Work request: An identical copy of the records below is the expected result.

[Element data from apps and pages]
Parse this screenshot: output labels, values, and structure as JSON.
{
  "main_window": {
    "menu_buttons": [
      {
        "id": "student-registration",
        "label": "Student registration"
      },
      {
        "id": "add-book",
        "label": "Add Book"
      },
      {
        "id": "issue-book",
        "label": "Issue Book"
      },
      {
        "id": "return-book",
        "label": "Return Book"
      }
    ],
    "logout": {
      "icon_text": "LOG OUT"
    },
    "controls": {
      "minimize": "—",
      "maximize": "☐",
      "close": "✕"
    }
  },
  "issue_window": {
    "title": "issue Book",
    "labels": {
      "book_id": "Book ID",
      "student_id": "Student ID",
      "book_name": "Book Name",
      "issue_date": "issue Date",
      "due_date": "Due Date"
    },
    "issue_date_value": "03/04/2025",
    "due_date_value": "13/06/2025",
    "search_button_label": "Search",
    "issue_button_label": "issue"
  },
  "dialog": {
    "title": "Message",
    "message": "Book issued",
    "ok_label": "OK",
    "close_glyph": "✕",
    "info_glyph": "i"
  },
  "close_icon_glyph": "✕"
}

Task result:
Parse this screenshot: output labels, values, and structure as JSON.
{
  "main_window": {
    "menu_buttons": [
      {
        "id": "student-registration",
        "label": "Student registration"
      },
      {
        "id": "add-book",
        "label": "Add Book"
      },
      {
        "id": "issue-book",
        "label": "Issue Book"
      },
      {
        "id": "return-book",
        "label": "Return Book"
      }
    ],
    "logout": {
      "icon_text": "LOG OUT"
    },
    "controls": {
      "minimize": "—",
      "maximize": "☐",
      "close": "✕"
    }
  },
  "issue_window": {
    "title": "issue Book",
    "labels": {
      "book_id": "Book ID",
      "student_id": "Student ID",
      "book_name": "Book Name",
      "issue_date": "issue Date",
      "due_date": "Due Date"
    },
    "issue_date_value": "03/04/2025",
    "due_date_value": "13/06/2025",
    "search_button_label": "Search",
    "issue_button_label": "issue"
  },
  "dialog": {
    "title": "Message",
    "message": "Book issued",
    "ok_label": "OK",
    "close_glyph": "✕",
    "info_glyph": "i"
  },
  "close_icon_glyph": "✕"
}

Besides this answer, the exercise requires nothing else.